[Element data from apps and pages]
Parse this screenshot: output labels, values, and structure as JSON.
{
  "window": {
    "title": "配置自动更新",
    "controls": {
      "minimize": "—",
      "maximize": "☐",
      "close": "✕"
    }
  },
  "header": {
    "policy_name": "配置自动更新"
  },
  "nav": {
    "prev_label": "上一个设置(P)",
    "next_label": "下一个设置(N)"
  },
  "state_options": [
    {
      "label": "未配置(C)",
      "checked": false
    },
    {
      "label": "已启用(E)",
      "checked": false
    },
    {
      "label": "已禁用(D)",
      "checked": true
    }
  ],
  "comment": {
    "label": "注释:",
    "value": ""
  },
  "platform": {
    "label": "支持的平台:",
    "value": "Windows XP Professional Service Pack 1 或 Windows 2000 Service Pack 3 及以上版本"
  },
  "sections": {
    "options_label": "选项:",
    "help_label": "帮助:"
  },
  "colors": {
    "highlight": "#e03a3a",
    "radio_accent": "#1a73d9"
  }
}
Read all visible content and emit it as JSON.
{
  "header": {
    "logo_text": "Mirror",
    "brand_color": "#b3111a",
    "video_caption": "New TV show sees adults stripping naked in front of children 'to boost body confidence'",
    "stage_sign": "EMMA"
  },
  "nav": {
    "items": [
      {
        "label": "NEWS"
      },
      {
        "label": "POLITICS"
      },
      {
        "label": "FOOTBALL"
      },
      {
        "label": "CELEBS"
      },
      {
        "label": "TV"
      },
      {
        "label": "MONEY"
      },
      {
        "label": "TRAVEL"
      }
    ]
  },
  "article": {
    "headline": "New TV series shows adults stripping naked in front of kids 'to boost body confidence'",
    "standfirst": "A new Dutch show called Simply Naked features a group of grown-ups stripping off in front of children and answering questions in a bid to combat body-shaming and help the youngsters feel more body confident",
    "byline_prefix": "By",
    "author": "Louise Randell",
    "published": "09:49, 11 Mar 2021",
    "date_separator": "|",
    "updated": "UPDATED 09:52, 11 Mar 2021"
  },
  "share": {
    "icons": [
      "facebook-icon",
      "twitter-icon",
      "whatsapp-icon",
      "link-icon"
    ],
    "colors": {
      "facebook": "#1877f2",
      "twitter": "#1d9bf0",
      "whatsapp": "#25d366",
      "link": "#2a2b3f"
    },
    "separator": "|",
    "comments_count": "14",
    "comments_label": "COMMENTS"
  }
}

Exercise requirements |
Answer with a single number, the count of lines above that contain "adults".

Your response |
2